Knowing more about this topic should help you to make good decisions for your pet snake. It is indeed possible for snakes to eat prey that is too large for them to properly digest.
Snakes will have a tougher time digesting meals that are too large if the temperatures aren’t high enough. Increasing the temperature a bit might help the snake to power through and digest the meal.
Often, snakes will simply regurgitate the meal if it proves to be too large for them. Otherwise, the food could rot in the snake’s stomach and make it sick.

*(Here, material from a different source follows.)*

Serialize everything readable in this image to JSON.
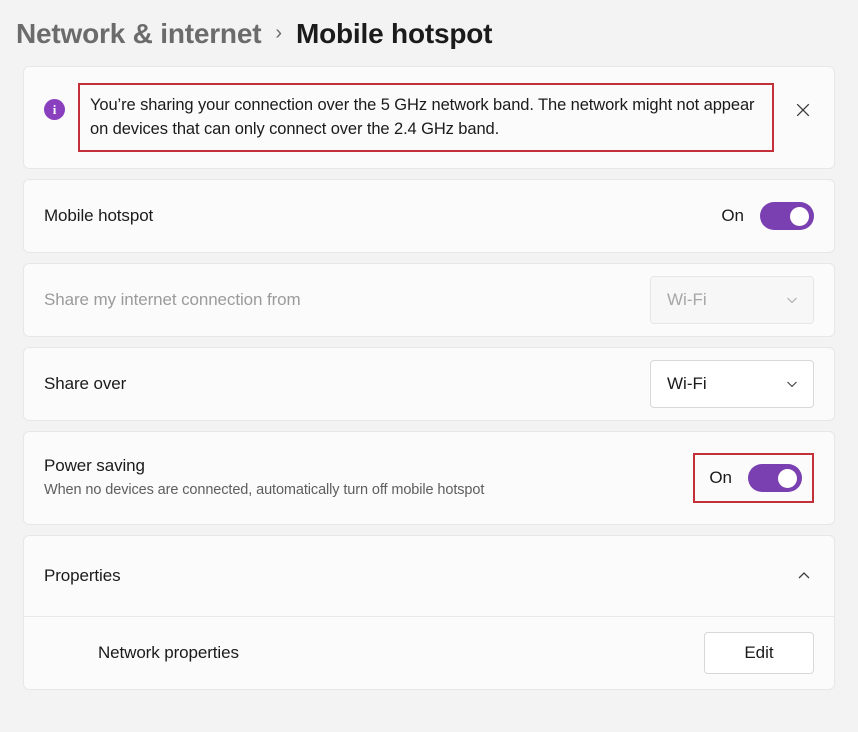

It’s possible that a snake could die from eating something that is too big, but that doesn’t happen too often since it’s more likely that the snake will regurgitate. Regurgitating a meal is tough on the snake’s system, and you don’t want it to have to do this either.
Be careful when choosing food to give to your snake. Ensure that feeder mice are no larger than 1.5 times the width of the snake.
Want to learn more about snakes? Check out this article. Can Snakes Smell Fear?
I have a bachelor’s degree in Film/Video/Media Studies, as well as an associates degree in Communications. I began producing videos and musical recordings nearly 15 years ago. I am a guitarist and bassist in Southwest MI and have been in a few different bands since 2009, and in 2012 I began building custom guitars and basses in my home workshop as well. When I’m home, I love spending time with my three pets (a dog, cat, and snake) and gardening in my backyard. I also like photographing wild birds, especially birds of prey.